    It’s just a habit I guess.

  12. I was always told to be at the table when the doors open and to greet as many people as you can coming in.

    Aside from that, sometimes it’s best to sell the product BEFORE they have a chance to hear you sing…. 🙂

  13. I have not really been to many southern gospel concerts, mainly because the groups that I love are never close enough. However, there are some groups that I would LOVE to meet and talk to some afterwards, but I’m afraid I wouldn’t have a chance to talk to them. For instance, I once went to a Dino Kartsonakis concert and wanted to talk to him so much afterwards, but I only had time for a quick picture because there were SOOO many people at the table. I would love to meet the Collingsworth Family one day but couldn’t imagine them having time after their concert to talk to me any.

  14. Most of the groups I have seen are very gracious to meet with the people.
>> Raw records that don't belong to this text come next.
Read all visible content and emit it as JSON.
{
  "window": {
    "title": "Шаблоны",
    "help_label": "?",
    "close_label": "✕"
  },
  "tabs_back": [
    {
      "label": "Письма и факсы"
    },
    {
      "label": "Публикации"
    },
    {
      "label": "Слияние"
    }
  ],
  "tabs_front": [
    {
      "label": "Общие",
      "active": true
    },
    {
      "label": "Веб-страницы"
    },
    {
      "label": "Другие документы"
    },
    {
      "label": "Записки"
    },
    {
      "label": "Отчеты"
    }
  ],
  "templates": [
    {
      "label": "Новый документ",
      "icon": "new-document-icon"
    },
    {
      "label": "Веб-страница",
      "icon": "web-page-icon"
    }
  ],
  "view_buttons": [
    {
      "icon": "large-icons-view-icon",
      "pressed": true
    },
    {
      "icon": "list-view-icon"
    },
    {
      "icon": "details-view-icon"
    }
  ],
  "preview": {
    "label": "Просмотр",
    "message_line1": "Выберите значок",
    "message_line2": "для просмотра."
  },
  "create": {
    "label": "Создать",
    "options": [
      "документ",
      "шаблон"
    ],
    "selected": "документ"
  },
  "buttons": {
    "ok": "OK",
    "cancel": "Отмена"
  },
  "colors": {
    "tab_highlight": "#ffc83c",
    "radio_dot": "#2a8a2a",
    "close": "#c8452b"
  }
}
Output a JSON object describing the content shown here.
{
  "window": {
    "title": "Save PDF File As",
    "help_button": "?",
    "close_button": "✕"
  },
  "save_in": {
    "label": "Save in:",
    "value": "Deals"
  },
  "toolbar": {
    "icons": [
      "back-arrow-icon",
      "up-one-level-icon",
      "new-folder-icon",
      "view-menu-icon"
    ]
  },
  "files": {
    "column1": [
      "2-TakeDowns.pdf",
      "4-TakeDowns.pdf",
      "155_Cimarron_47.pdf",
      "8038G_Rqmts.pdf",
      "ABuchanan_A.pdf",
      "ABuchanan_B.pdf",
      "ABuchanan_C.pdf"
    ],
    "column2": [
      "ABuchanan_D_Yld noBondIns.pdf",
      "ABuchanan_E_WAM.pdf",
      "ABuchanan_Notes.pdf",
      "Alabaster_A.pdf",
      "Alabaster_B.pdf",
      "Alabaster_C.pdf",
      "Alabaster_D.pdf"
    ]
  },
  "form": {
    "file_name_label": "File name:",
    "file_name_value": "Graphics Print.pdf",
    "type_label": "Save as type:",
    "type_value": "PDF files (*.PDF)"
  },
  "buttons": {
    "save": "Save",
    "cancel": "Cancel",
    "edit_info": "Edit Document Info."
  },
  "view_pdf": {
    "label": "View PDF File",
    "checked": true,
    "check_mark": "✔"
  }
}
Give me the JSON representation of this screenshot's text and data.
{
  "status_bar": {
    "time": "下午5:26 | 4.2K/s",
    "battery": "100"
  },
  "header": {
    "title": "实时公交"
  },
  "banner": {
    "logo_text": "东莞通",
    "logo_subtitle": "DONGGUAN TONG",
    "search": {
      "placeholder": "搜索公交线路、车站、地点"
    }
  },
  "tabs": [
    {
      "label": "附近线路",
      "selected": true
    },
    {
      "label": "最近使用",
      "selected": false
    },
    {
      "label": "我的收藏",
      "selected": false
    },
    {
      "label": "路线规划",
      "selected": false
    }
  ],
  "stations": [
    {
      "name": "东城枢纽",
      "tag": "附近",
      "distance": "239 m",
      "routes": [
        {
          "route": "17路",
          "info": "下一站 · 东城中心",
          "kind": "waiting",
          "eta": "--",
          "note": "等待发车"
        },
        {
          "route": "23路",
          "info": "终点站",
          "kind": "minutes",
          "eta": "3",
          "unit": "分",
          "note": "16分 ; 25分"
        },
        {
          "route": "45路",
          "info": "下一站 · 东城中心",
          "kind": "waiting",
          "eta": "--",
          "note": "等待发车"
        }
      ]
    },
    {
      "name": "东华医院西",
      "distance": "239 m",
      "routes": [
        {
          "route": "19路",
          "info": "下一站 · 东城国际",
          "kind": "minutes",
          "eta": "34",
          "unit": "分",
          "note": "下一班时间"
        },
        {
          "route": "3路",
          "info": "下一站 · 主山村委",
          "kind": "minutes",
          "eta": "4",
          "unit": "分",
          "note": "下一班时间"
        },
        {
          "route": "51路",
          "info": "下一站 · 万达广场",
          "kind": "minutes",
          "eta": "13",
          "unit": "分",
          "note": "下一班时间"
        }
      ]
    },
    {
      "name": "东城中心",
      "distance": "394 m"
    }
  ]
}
One I remember especially was Frank Seaman when he was with L5, and it wasn’t only with me it was everybody he talked to. On the other hand people have to remember that these guys have to load up the bus, travel many miles to the next concert and try to sleep in between. You have to respect that.

  15. I drove 2 hours to see/hear a group and they didn’t bother to come to the table at all. The next time they came here, I just decided that I would skip it. I understand afterwards when they are breaking down and loading their equipment but before and intermission would be nice.

  16. i had refrained from commenting on this topic because i am always in the minority everytime this comes up. I have yet to understand why SG fans demand to be greated as old friends by professional music artist. This is the only genre of music that this happens in. Everytime this comes up there are comments from people who say they will never support a group again because they did not talk to me before the concert. What secular music fan that goes to a concert says i will never support this person again because they did not spend some time with me personally. Why do we think we have this right??? Personally, i would much prefer the artist use the time before the concert to make sure i am going to experience the best concert possible. Since i am there to hear the music and be ministered to….right????

    • Artists hang out with fans in the Bluegrass and Americana genres, too.